• Task to complete: Copy every line in the listing that contains "rolling".
▼
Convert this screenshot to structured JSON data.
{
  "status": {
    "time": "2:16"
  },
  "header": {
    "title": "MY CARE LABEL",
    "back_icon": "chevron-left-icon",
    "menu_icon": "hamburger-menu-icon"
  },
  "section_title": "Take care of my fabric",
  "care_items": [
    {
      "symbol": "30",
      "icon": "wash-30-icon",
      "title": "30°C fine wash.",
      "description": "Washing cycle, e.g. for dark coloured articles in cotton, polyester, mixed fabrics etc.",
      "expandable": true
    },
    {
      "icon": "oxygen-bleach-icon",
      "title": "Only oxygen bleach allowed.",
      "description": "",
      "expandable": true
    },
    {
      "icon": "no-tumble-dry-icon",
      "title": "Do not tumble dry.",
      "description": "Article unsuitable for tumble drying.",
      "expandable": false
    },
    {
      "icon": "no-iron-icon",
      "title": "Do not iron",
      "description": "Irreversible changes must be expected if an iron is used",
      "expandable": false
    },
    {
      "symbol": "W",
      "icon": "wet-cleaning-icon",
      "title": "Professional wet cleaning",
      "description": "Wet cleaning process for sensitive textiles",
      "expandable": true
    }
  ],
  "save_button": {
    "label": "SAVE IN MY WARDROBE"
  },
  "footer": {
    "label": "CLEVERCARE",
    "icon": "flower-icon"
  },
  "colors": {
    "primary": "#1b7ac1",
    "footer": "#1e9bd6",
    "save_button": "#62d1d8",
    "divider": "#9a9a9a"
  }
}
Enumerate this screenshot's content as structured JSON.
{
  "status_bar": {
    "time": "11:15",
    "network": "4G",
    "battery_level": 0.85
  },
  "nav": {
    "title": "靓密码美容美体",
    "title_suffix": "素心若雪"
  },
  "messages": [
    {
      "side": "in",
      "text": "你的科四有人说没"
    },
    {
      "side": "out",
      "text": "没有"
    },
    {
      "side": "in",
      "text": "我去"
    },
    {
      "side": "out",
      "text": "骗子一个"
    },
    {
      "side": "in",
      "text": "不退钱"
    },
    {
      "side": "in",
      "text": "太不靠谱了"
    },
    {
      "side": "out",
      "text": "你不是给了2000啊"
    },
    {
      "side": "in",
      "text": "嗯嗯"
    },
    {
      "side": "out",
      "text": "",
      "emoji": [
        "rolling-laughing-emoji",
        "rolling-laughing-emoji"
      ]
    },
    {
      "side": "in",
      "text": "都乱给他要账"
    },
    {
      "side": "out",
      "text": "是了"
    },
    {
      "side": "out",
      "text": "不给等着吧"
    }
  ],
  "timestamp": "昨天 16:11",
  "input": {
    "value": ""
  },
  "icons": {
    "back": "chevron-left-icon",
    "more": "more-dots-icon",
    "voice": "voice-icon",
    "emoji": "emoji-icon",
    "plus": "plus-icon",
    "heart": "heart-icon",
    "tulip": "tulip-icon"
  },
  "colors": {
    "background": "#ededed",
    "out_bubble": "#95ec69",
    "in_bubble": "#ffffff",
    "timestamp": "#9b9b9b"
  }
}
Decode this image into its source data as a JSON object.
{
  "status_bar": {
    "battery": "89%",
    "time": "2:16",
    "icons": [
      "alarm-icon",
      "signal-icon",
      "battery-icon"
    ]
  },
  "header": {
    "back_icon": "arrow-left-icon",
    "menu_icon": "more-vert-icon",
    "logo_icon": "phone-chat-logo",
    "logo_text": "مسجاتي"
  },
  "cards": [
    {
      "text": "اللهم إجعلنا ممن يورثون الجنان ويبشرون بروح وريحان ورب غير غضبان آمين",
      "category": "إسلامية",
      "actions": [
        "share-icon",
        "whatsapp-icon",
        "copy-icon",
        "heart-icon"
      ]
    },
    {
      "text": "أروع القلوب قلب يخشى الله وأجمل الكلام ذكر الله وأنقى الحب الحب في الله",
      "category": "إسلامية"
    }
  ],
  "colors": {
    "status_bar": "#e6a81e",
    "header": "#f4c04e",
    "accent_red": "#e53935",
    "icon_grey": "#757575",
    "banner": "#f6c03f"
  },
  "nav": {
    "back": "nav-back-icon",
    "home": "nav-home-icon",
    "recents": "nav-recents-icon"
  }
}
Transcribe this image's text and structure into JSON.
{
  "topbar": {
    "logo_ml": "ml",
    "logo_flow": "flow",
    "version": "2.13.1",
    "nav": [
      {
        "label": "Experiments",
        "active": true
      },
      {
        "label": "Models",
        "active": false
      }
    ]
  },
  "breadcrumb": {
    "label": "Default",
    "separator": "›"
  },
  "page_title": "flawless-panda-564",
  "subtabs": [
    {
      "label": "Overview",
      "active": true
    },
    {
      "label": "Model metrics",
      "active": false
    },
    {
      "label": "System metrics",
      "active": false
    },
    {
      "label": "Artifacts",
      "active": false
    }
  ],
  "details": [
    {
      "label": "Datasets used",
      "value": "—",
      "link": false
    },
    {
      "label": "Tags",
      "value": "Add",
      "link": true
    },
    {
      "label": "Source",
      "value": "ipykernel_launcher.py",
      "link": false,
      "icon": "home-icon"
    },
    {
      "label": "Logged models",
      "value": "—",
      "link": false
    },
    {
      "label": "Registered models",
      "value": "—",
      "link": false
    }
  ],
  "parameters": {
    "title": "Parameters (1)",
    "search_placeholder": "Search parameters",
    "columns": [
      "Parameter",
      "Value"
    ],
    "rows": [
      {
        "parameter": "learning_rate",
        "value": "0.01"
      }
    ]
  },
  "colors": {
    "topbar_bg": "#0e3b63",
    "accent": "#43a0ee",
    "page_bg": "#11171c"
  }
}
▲
• Exercise result:
        "rolling-laughing-emoji",
        "rolling-laughing-emoji"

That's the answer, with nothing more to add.